Here are some of the comments from American Airlines employees after the carrier announced basic economy fares for transatlantic flights.
I couldn’t find the mission statement of American Airlines online so I reached out to the company. They don’t currently have one. They’re not alone in that, to be sure, but it’s notable when their goal is to make ‘culture a competitive advantage.’
One possible focus could be business travelers. Say ‘we are the preferred airline of business travelers’ and then organize schedules and service and business processes around their needs. Another focus could be on ‘offering the least expensive product possible’. Those are two very different business models.
American seems to be trying to offer a product for everyone, at every price point, and treating each customer differently based on that price point. That’s not obviously a recipe for consistent service delivery.
What If American Airlines is Right?

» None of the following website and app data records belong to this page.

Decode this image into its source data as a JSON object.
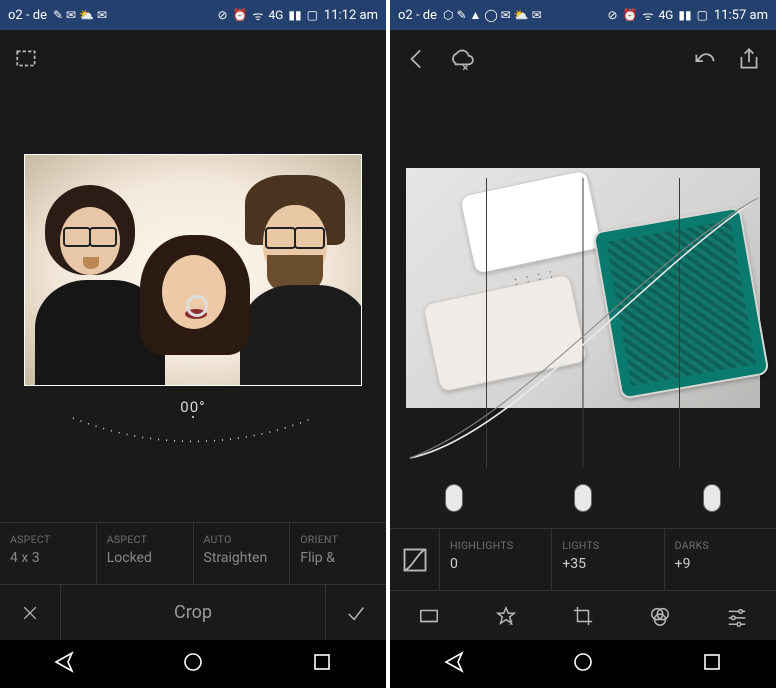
{
  "left": {
    "status": {
      "carrier": "o2 - de",
      "net": "4G",
      "time": "11:12 am"
    },
    "angle": "00°",
    "opts": [
      {
        "label": "ASPECT",
        "value": "4 x 3"
      },
      {
        "label": "ASPECT",
        "value": "Locked"
      },
      {
        "label": "AUTO",
        "value": "Straighten"
      },
      {
        "label": "ORIENT",
        "value": "Flip &"
      }
    ],
    "action": "Crop"
  },
  "right": {
    "status": {
      "carrier": "o2 - de",
      "net": "4G",
      "time": "11:57 am"
    },
    "opts": [
      {
        "label": "HIGHLIGHTS",
        "value": "0"
      },
      {
        "label": "LIGHTS",
        "value": "+35"
      },
      {
        "label": "DARKS",
        "value": "+9"
      }
    ]
  }
}
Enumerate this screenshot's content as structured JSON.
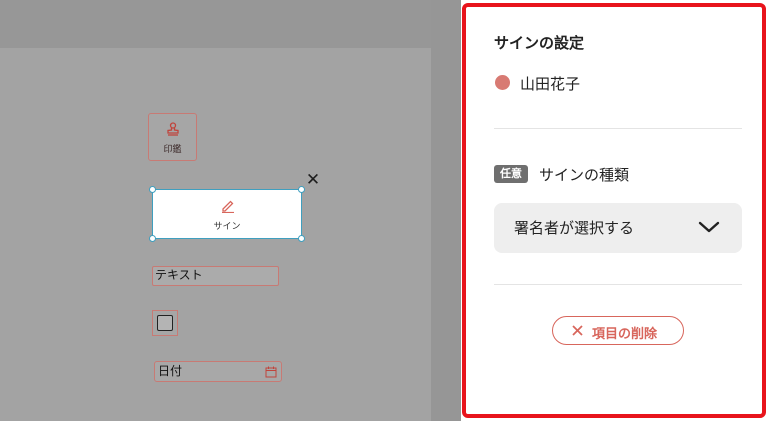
{
  "canvas": {
    "stamp_field": {
      "label": "印鑑",
      "icon": "stamp-icon"
    },
    "sign_field": {
      "label": "サイン",
      "icon": "pen-icon",
      "selected": true
    },
    "close_glyph": "✕",
    "text_field": {
      "label": "テキスト"
    },
    "checkbox_field": {
      "checked": false
    },
    "date_field": {
      "label": "日付",
      "icon": "calendar-icon"
    }
  },
  "panel": {
    "title": "サインの設定",
    "signer": {
      "name": "山田花子",
      "color": "#d87a73"
    },
    "optional_badge": "任意",
    "sign_type_label": "サインの種類",
    "sign_type_select": {
      "value": "署名者が選択する",
      "icon": "chevron-down-icon"
    },
    "delete_button": {
      "label": "項目の削除",
      "icon": "close-icon"
    }
  },
  "colors": {
    "panel_border": "#e8141c",
    "field_border": "#c87a74",
    "selection": "#3f9fbf",
    "delete": "#d8665c"
  }
}
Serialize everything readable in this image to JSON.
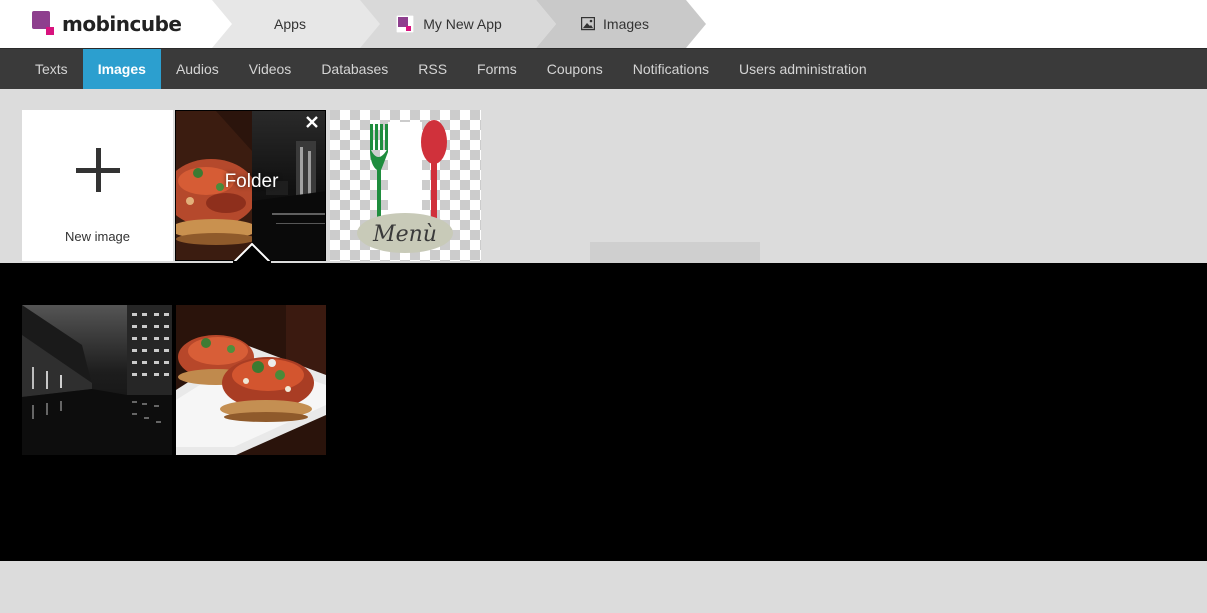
{
  "header": {
    "logo_text": "mobincube",
    "breadcrumbs": [
      {
        "label": "Apps"
      },
      {
        "label": "My New App",
        "icon": "app-icon"
      },
      {
        "label": "Images",
        "icon": "image-icon"
      }
    ]
  },
  "nav": {
    "items": [
      {
        "label": "Texts"
      },
      {
        "label": "Images",
        "active": true
      },
      {
        "label": "Audios"
      },
      {
        "label": "Videos"
      },
      {
        "label": "Databases"
      },
      {
        "label": "RSS"
      },
      {
        "label": "Forms"
      },
      {
        "label": "Coupons"
      },
      {
        "label": "Notifications"
      },
      {
        "label": "Users administration"
      }
    ]
  },
  "tiles": {
    "new_image_label": "New image",
    "folder_label": "Folder",
    "menu_image_text": "Menù"
  },
  "colors": {
    "accent": "#2c9fcf",
    "nav_bg": "#3a3a3a",
    "brand_purple": "#8e3f8e",
    "brand_pink": "#d8137e"
  }
}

This doesn’t all happen quickly. There’s a lot of bitterness and hsitorical distrust and that doesn’t get turned around right away. They’re starting with building trust, they say. I’m not sure they’re offering a consistent narrative for who the company is and where they’re going that employees can buy into but they’d disagree and also suggest that what they ask of employees necessarily has to come after earning the trust of employees.
American constantly says they’re “playing the long game” and the first test is whether or not a public company can do that if they aren’t lucky with the economy or the competitive environment — whether investors have the patience to let management test a plan to turn around a culture and use that to drive profit, when it’s at least an open question whether that plan will succeed.
The second question is whether it’s possible to create a culture in a large organization with over 100,000 employees — carrying their own legacy baggage — without starting with the mission they’re all on together, and converting employees to a cause. I often wonder whether tough times are needed in order to create a sense of urgency, you bring in new management during tough times who can get a fresh start building trust, that employees can rally around.
If American can do this without a major crisis, keeping investor impatience at bay, and actually wind up with happier employees who then learn how to take care of customers and are empowered to do so it would be an almost unprecedented accomplishment in a large and heavily unionized corporate environment. I certainly hope that they prove my skepticism wrong.